have to do is plug these in (sometimes install a driver, if it says traktor ready - like this reloop - that should mean that the driver is already inside traktor): it's
fairly easy, all you need to do is experiment a bit with the functions you can assign in traktor, and then it's just thinking out how you're going to use the faders/
buttons/knobs and what functions you're going to assign to what hardware. :)

Here's a pic of the reloop controller: Reloop Countour Interfae Edition





Damn this is half a book i've written! I'm too good for this world, actually should get some work done instead, lol
 
Last edited:

Howitzer

Active Member
VIP Junglist
Messages
643
Likes
74
#14
getting your hands dirty with midi is fun, and can have gratifying results when you nail it down. You'll save yourself a bit of money too if you get a cheap LPD8 or something.

I went down this route initially, ive owned a reloop digital jockey 2, augmented that with LPD8's, midi fighters, MPD24's, etc. All cheap, all good fun, none of them compare to an X1.

Now I rock 2 X1's and DVS. All the controllers in the world do not compare to a good piece of hardware made specifically for the program. Everything you'll need to do inside traktor as far as transport functions, looping & effects are all catered for out of the box. If theres something else you need, then get involved with midi mapping.

One thing that is painful about midi mapping is actually remembering what youve set all your buttons to do. It can get really mind bending, especially when you start throwing modifiers into the mix.

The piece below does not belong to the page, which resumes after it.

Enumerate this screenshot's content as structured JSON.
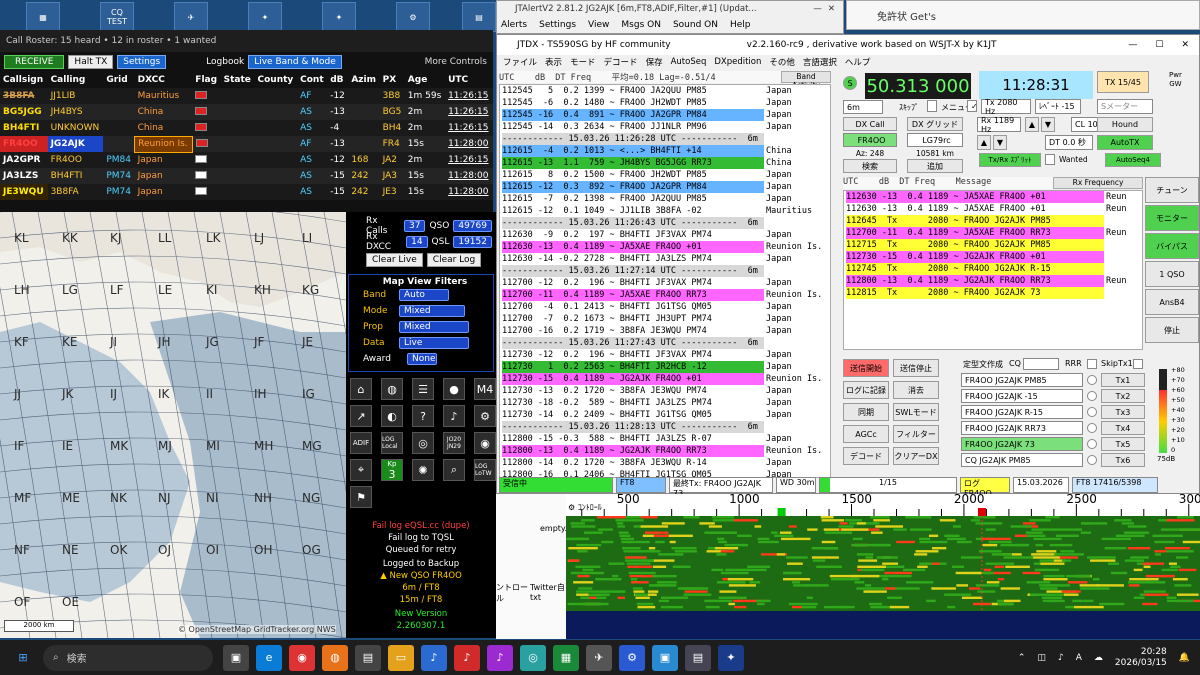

I know too many people though, that really, really cant be arsed with midi. their loss.

As far as fitting controllers in a booth goes, ive never had issues with fitting an X1 in, and ive played in some tiny, shitty booths. Theyre the perfect size for inbetween the mixer and a TT.
 
Top